* [What to work on]: When you reproduce these records, keep every word exactly and drop the images.

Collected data
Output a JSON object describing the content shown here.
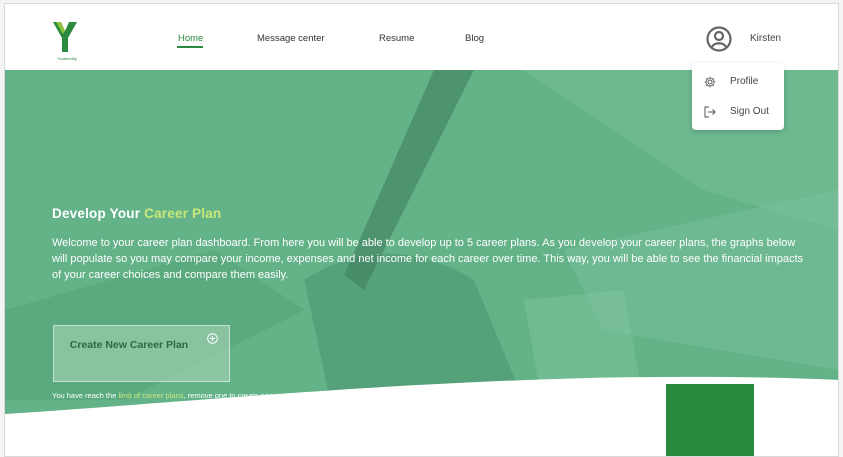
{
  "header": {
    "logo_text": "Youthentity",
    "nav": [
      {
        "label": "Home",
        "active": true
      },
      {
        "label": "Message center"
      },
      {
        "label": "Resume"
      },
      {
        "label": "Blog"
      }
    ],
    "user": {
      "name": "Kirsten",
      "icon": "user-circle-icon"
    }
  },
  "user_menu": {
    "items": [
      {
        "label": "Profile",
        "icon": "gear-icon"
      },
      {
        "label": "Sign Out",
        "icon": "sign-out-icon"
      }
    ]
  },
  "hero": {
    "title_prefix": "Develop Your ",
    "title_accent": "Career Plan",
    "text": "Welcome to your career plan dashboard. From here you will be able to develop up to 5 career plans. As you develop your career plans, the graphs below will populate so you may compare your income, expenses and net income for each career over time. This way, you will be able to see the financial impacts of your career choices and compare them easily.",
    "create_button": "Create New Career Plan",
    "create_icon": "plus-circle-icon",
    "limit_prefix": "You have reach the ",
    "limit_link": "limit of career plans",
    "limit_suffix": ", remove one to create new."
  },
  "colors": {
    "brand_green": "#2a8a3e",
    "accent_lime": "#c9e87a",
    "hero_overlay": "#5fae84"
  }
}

* [Your solution]:
Output a JSON object describing the content shown here.
{
  "header": {
    "logo_text": "Youthentity",
    "nav": [
      {
        "label": "Home",
        "active": true
      },
      {
        "label": "Message center"
      },
      {
        "label": "Resume"
      },
      {
        "label": "Blog"
      }
    ],
    "user": {
      "name": "Kirsten",
      "icon": "user-circle-icon"
    }
  },
  "user_menu": {
    "items": [
      {
        "label": "Profile",
        "icon": "gear-icon"
      },
      {
        "label": "Sign Out",
        "icon": "sign-out-icon"
      }
    ]
  },
  "hero": {
    "title_prefix": "Develop Your ",
    "title_accent": "Career Plan",
    "text": "Welcome to your career plan dashboard. From here you will be able to develop up to 5 career plans. As you develop your career plans, the graphs below will populate so you may compare your income, expenses and net income for each career over time. This way, you will be able to see the financial impacts of your career choices and compare them easily.",
    "create_button": "Create New Career Plan",
    "create_icon": "plus-circle-icon",
    "limit_prefix": "You have reach the ",
    "limit_link": "limit of career plans",
    "limit_suffix": ", remove one to create new."
  },
  "colors": {
    "brand_green": "#2a8a3e",
    "accent_lime": "#c9e87a",
    "hero_overlay": "#5fae84"
  }
}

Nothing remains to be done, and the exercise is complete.